Its been around since the beginning of the 20th century in various forms, mainly used by elite athletes, but is now becoming increasingly popular as the science on its benefits continue to surprise with what seems like a lot of benefit for little exercise.
Anja Taylor in this episode of ABC TVs science program Catalyst investigates some of the current research and findings about High Intensity Interval Training.
To gain the benefits, the key seems to be to move your limbs fast during the high intensity interval, like you are running away from a dangerous animal. This seems to kick in a fight or flight mechanism that we have evolved to escape danger and the body responds by firing more muscle fibres synchronously for increased power than it does for normal exertion.
According to the researchers this in turn improves mitochondria function which is responsible for orchestrating many health and fitness benefits.
Mitochondria are the furnaces within all our cells where the body’s fuel is metabolised with oxygen to create the chemical energy that muscle fibres use. To measure mitochondrial function, a subjects oxygen consumption is measured while they do exercise during which they go as hard as they can for a short time.
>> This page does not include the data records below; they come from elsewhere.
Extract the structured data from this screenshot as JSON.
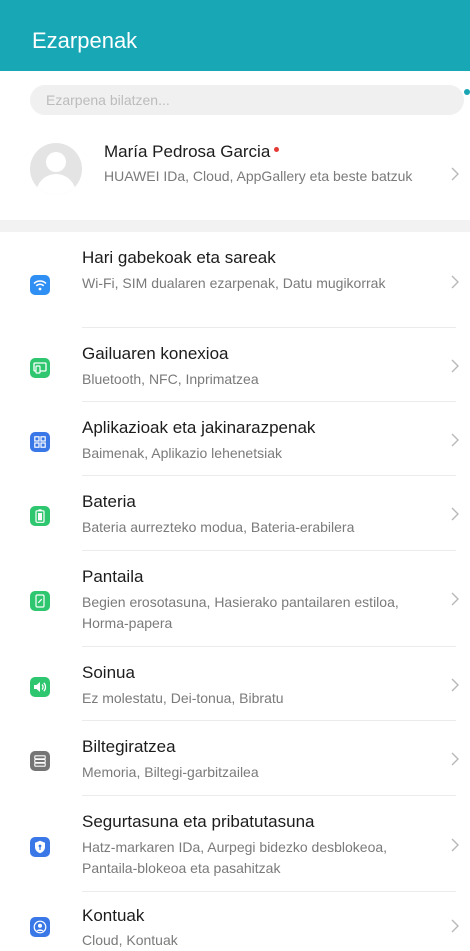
{
  "header": {
    "title": "Ezarpenak",
    "color": "#17a7b5"
  },
  "search": {
    "placeholder": "Ezarpena bilatzen..."
  },
  "profile": {
    "name": "María Pedrosa Garcia",
    "description": "HUAWEI IDa, Cloud, AppGallery eta beste batzuk"
  },
  "settings": [
    {
      "label": "Hari gabekoak eta sareak",
      "description": "Wi-Fi, SIM dualaren ezarpenak, Datu mugikorrak",
      "icon": "wifi-icon",
      "color": "#2f8ff2"
    },
    {
      "label": "Gailuaren konexioa",
      "description": "Bluetooth, NFC, Inprimatzea",
      "icon": "device-connection-icon",
      "color": "#2ec66e"
    },
    {
      "label": "Aplikazioak eta jakinarazpenak",
      "description": "Baimenak, Aplikazio lehenetsiak",
      "icon": "apps-icon",
      "color": "#3b78e7"
    },
    {
      "label": "Bateria",
      "description": "Bateria aurrezteko modua, Bateria-erabilera",
      "icon": "battery-icon",
      "color": "#2ec66e"
    },
    {
      "label": "Pantaila",
      "description": "Begien erosotasuna, Hasierako pantailaren estiloa, Horma-papera",
      "icon": "display-icon",
      "color": "#2ec66e"
    },
    {
      "label": "Soinua",
      "description": "Ez molestatu, Dei-tonua, Bibratu",
      "icon": "sound-icon",
      "color": "#2ec66e"
    },
    {
      "label": "Biltegiratzea",
      "description": "Memoria, Biltegi-garbitzailea",
      "icon": "storage-icon",
      "color": "#757575"
    },
    {
      "label": "Segurtasuna eta pribatutasuna",
      "description": "Hatz-markaren IDa, Aurpegi bidezko desblokeoa, Pantaila-blokeoa eta pasahitzak",
      "icon": "shield-icon",
      "color": "#3b78e7"
    },
    {
      "label": "Kontuak",
      "description": "Cloud, Kontuak",
      "icon": "account-icon",
      "color": "#3b78e7"
    }
  ]
}
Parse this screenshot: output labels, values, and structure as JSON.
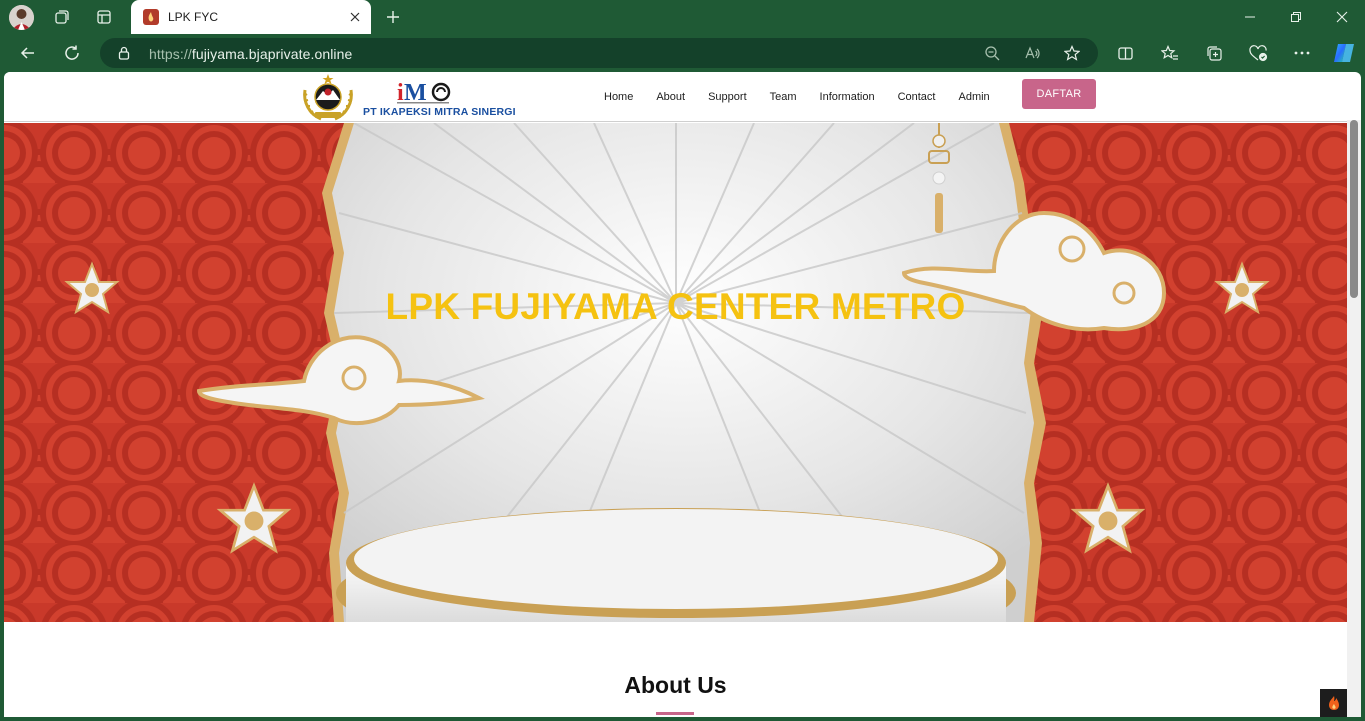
{
  "browser": {
    "tab_title": "LPK FYC",
    "url_protocol": "https://",
    "url_host": "fujiyama.bjaprivate.online",
    "icons": {
      "titlebar": [
        "profile-avatar",
        "workspaces-icon",
        "tab-actions-icon",
        "new-tab-icon",
        "minimize-icon",
        "restore-icon",
        "close-icon"
      ],
      "toolbar": [
        "back-icon",
        "refresh-icon",
        "lock-icon",
        "zoom-out-icon",
        "read-aloud-icon",
        "favorite-star-icon",
        "split-screen-icon",
        "favorites-icon",
        "collections-icon",
        "browser-essentials-icon",
        "more-icon",
        "copilot-icon"
      ]
    }
  },
  "site": {
    "logo_text": "PT IKAPEKSI MITRA SINERGI",
    "nav": [
      "Home",
      "About",
      "Support",
      "Team",
      "Information",
      "Contact",
      "Admin"
    ],
    "cta": "DAFTAR",
    "hero_title": "LPK FUJIYAMA CENTER METRO",
    "about_title": "About Us"
  },
  "colors": {
    "browser_frame": "#1f5a35",
    "address_bar": "#14412a",
    "cta": "#c8658a",
    "hero_title": "#f5c211",
    "hero_red": "#c9392a"
  }
}
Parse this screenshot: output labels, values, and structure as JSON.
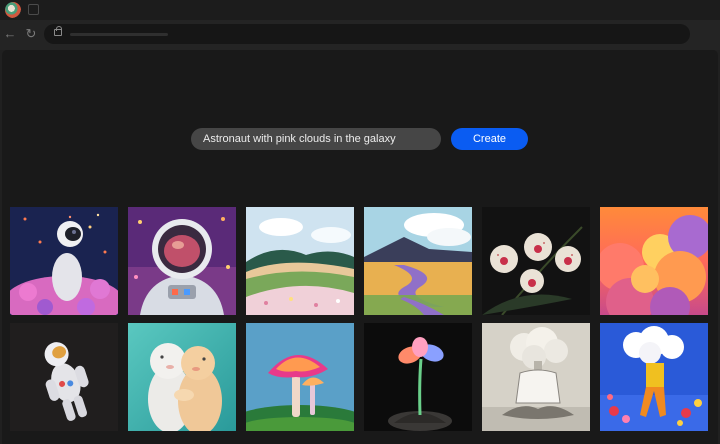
{
  "browser": {
    "favicon": "app-logo",
    "nav_icons": [
      "back-arrow-icon",
      "reload-icon"
    ],
    "address_icon": "lock-icon"
  },
  "generator": {
    "prompt_value": "Astronaut with pink clouds in the galaxy",
    "create_label": "Create"
  },
  "gallery": {
    "images": [
      "astronaut-in-pink-flowers",
      "astronaut-helmet-closeup",
      "green-hills-landscape",
      "mountain-valley-river",
      "white-orchids",
      "sunset-clouds",
      "floating-astronaut",
      "hugging-otters",
      "glowing-mushroom",
      "glowing-sprout",
      "cloud-head-person-meditating",
      "cloud-head-person-walking"
    ]
  },
  "colors": {
    "accent": "#0a5cf2",
    "page_bg": "#191919",
    "input_bg": "#464646"
  }
}
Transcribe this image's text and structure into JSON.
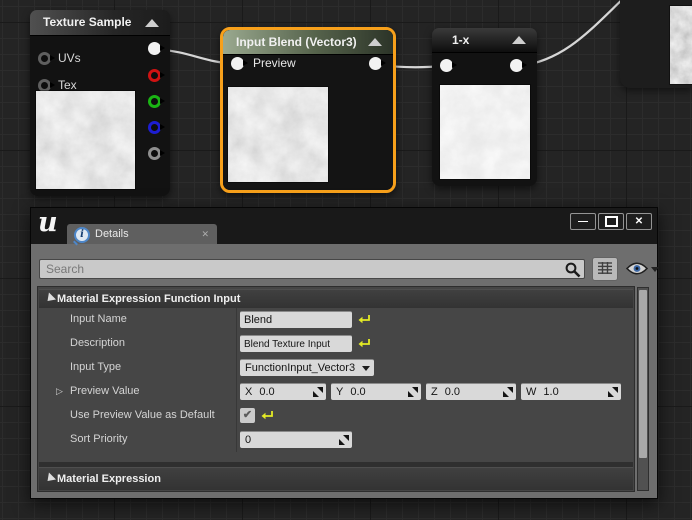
{
  "colors": {
    "selection_orange": "#F7A01B",
    "wire": "#d6d6d6",
    "pin_white": "#f2f2f2",
    "pin_red": "#cf1212",
    "pin_green": "#1ab414",
    "pin_blue": "#1d1dd1",
    "pin_gray": "#8f8f8f",
    "reset_yellow": "#e4ea25",
    "tab_icon_blue": "#4d86c8"
  },
  "graph": {
    "nodes": {
      "texture_sample": {
        "title": "Texture Sample",
        "inputs": [
          {
            "label": "UVs"
          },
          {
            "label": "Tex"
          }
        ],
        "outputs": [
          {
            "name": "rgb",
            "color": "#f2f2f2",
            "filled": true
          },
          {
            "name": "red",
            "color": "#cf1212",
            "filled": false
          },
          {
            "name": "green",
            "color": "#1ab414",
            "filled": false
          },
          {
            "name": "blue",
            "color": "#1d1dd1",
            "filled": false
          },
          {
            "name": "alpha",
            "color": "#8f8f8f",
            "filled": false
          }
        ]
      },
      "input_blend": {
        "title": "Input Blend (Vector3)",
        "input_label": "Preview",
        "selected": true
      },
      "one_minus_x": {
        "title": "1-x"
      }
    }
  },
  "details_window": {
    "tab_label": "Details",
    "tab_close_glyph": "✕",
    "window_buttons": {
      "minimize": "—",
      "close": "✕"
    },
    "search": {
      "placeholder": "Search"
    },
    "category1": {
      "title": "Material Expression Function Input"
    },
    "rows": {
      "input_name": {
        "label": "Input Name",
        "value": "Blend"
      },
      "description": {
        "label": "Description",
        "value": "Blend Texture Input"
      },
      "input_type": {
        "label": "Input Type",
        "value": "FunctionInput_Vector3"
      },
      "preview_value": {
        "label": "Preview Value",
        "expander_glyph": "▷",
        "components": [
          {
            "axis": "X",
            "value": "0.0"
          },
          {
            "axis": "Y",
            "value": "0.0"
          },
          {
            "axis": "Z",
            "value": "0.0"
          },
          {
            "axis": "W",
            "value": "1.0"
          }
        ]
      },
      "use_preview_default": {
        "label": "Use Preview Value as Default",
        "checked": true,
        "check_glyph": "✔"
      },
      "sort_priority": {
        "label": "Sort Priority",
        "value": "0"
      }
    },
    "category2": {
      "title": "Material Expression"
    }
  }
}
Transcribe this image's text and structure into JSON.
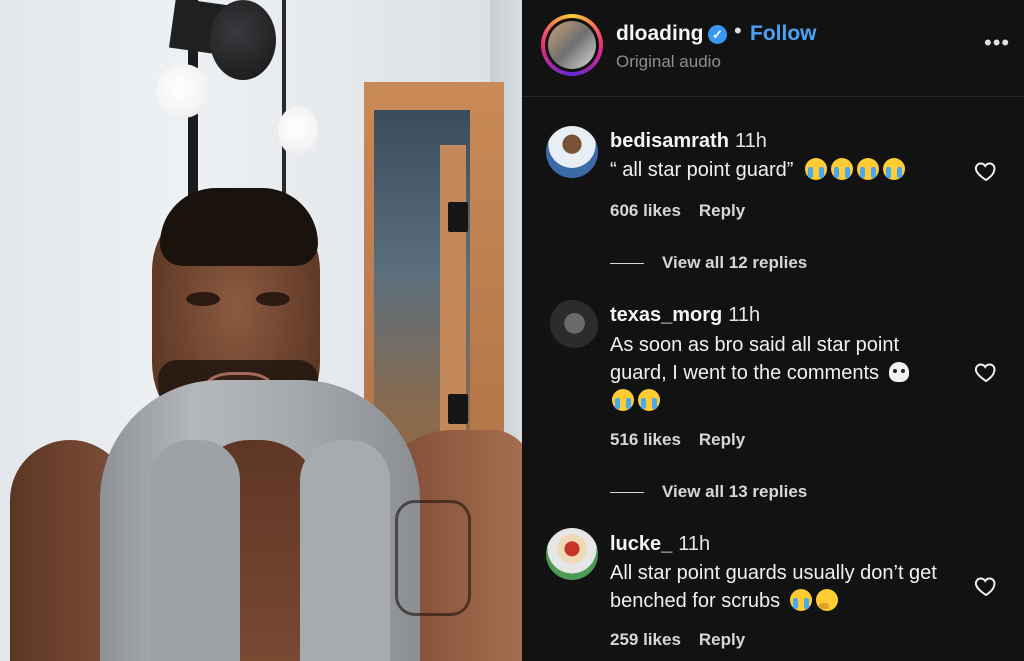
{
  "post": {
    "username": "dloading",
    "verified_mark": "✓",
    "separator": "•",
    "follow_label": "Follow",
    "audio_label": "Original audio",
    "more_label": "•••"
  },
  "comments": [
    {
      "user": "bedisamrath",
      "time": "11h",
      "text": "“ all star point guard”",
      "emoji": [
        "loudly-crying-face",
        "loudly-crying-face",
        "loudly-crying-face",
        "loudly-crying-face"
      ],
      "likes": "606 likes",
      "reply_label": "Reply",
      "view_replies": "View all 12 replies"
    },
    {
      "user": "texas_morg",
      "time": "11h",
      "text": "As soon as bro said all star point guard, I went to the comments",
      "emoji": [
        "skull",
        "loudly-crying-face",
        "loudly-crying-face"
      ],
      "likes": "516 likes",
      "reply_label": "Reply",
      "view_replies": "View all 13 replies"
    },
    {
      "user": "lucke_",
      "time": "11h",
      "text": "All star point guards usually don’t get benched for scrubs",
      "emoji": [
        "loudly-crying-face",
        "thinking-face"
      ],
      "likes": "259 likes",
      "reply_label": "Reply"
    }
  ],
  "colors": {
    "panel_bg": "#121212",
    "follow_blue": "#4aa3f5",
    "verified_blue": "#3897f0"
  }
}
The mitochondria in the working muscles will be producing energy at their maximum capability which also means the oxygen consumption rate will also be maximum and this is the VO2 Max.
By measuring VO2 Max, a persons mitochondrial function can be monitored and so types of exercise program can be compared. The results seem to be that just short periods of high intensity exercise totalling 6 minutes a week delivers improvements just as good or better than 150 minutes a week of conventional endurance exercise. The 6 minutes is a total of three lots of three 20 second bursts, there is extra time in between for warm up and rest recovery.
Each cell contains many mitochondria and the total amount is a very surprising 10% of our body weight. Endurance and high intensity training both can increase the amount of mitochondria in cells but intriguingly only high intensity excercies improved mitochondrial function as well. It is thought this improvement results from some of the older mitochondria is replaced by better functioning new mitochondria.
As well as improving fitness in general, interval training and the improvement in mitochondrial function has many health benefits. It is potent at improving insulin sensitivity which is a factor for reducing obesity and type 2 diabetes. There is also evidence that the dermis with its collagen fibre thickens producing a more youthful skin.
Even elderly can access the benefits of improved mitochondrial function, but whatever your age you shouldn’t attempt it without the supervision of an exercise professional especially if you have a medical condition such as heart disease, diabetes etc.
Watch the full episode